Now, before we go any further, a disclaimer: do not drink as much as Nick and Nora do. Seriously. Those two put away cocktails like no one’s business, and even though I jokingly quote “Waiter, I’d like five more cocktails, and line them up right here” nearly every time I go out with friends, I do not encourage anyone to drink like Nick or Nora do. This article is in praise of their cute couple behavior, rather than their vices.
The best thing about Nick and Nora is that they’re best friends. They bicker and banter, but never in the borderline abusive way that some classic films and comedies used to showcase. They are equals; Nick might be the snappy wise guy with experience, but Nora is no shrinking violet or damsel in distress. She holds her own, snarking back and helping Nick solve the crimes. Towards the third act of each film, she usually winds up playing a more supportive role when Nick pulls a Poirot to solve the case, but up until that scene she’s not just a caregiver.
Powell and Loy have immense comedic chemistry: you feel that Nick and Nora are best friends because of the way they interact with each other. From Nora wrinkling her nose at Nick to express a fond displeasure to the little ways their body language changes around each other, their relationship feels real and couple-y. You genuinely believe that they’ve been married and in love for years.
The rest of the films are hit or miss when it comes to gender, and given that it’s 1930’s Hollywood the less said about the way the films deal with race the better. But Nick and Nora remain timeless in a way. They feel more like a modern day couple with their equal footing and charming banter, and Powell and Loy feel as though they could just as soon take to the screen nowadays and charm audiences all over again.
I am very biased here in that watching the first Thin Man is a holiday tradition for my family; every Christmas, we watch the film and quote our favorite lines. The film isn’t 100% perfect, but Nick and Nora are one of my favorite cinematic couples, and on Valentines Day, it’s always nice to see happily married couples whose stories don’t revolve around hating each other or infidelity, but rather love and companionship. Who doesn’t want to get married to their best friend?
Want more stories like this?

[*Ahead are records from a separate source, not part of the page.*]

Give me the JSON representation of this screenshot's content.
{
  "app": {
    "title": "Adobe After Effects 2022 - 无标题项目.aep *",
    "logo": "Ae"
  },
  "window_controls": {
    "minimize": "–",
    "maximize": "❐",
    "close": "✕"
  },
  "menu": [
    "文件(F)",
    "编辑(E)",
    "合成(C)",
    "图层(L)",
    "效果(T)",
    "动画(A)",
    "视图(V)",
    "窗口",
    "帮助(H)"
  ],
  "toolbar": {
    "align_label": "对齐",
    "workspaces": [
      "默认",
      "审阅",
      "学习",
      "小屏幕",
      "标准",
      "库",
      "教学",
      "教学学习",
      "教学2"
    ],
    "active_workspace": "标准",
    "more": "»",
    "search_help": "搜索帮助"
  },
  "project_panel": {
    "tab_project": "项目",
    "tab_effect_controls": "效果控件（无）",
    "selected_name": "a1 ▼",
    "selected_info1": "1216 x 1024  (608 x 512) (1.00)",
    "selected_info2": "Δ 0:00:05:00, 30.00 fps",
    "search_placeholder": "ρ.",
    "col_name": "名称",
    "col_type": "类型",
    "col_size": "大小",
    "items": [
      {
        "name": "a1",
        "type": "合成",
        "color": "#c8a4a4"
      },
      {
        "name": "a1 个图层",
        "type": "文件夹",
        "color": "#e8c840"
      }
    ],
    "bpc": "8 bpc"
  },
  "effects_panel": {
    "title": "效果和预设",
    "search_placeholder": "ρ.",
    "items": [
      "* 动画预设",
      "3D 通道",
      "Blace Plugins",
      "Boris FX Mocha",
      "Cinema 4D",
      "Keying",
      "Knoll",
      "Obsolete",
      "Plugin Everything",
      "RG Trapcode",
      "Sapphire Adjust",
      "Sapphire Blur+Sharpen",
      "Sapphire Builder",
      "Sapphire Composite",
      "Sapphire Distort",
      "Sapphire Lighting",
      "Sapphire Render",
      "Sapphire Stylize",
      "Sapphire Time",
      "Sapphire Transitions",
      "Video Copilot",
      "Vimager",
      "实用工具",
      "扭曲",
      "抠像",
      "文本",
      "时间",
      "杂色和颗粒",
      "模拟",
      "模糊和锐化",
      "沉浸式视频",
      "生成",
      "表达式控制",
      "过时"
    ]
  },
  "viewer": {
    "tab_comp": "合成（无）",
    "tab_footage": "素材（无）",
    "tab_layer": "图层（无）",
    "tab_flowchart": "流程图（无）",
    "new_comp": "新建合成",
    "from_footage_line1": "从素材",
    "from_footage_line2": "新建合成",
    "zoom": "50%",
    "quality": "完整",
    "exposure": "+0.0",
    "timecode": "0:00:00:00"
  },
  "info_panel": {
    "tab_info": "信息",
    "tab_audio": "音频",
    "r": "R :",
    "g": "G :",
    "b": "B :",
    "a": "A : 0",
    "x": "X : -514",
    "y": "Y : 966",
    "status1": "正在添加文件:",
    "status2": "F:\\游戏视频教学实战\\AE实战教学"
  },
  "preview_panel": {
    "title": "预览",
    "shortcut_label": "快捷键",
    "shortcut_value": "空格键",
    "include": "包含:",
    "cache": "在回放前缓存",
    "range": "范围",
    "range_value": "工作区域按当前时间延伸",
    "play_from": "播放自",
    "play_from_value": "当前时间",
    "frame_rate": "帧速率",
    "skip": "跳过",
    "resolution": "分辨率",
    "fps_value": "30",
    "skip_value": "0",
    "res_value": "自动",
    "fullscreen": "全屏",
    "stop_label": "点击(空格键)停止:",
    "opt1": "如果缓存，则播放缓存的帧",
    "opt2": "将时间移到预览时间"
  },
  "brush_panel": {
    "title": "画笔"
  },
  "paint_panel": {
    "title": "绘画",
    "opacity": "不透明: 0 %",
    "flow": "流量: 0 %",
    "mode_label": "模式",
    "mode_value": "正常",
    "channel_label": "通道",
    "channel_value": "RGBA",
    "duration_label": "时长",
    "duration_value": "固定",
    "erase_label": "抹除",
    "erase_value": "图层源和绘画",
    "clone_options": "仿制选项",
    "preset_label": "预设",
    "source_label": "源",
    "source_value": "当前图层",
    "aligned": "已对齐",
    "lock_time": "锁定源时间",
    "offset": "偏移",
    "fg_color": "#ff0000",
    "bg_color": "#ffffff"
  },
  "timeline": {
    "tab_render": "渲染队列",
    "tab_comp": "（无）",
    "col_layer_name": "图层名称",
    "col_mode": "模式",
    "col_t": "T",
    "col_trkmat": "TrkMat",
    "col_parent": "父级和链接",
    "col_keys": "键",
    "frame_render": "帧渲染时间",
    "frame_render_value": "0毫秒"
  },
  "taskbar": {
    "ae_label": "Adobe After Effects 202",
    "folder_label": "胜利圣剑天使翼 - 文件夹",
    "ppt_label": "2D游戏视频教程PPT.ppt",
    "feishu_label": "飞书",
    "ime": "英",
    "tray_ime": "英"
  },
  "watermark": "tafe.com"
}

Become a subscriber and support the site!
—The Mary Sue has a strict comment policy that forbids, but is not limited to, personal insults toward anyone, hate speech, and trolling.—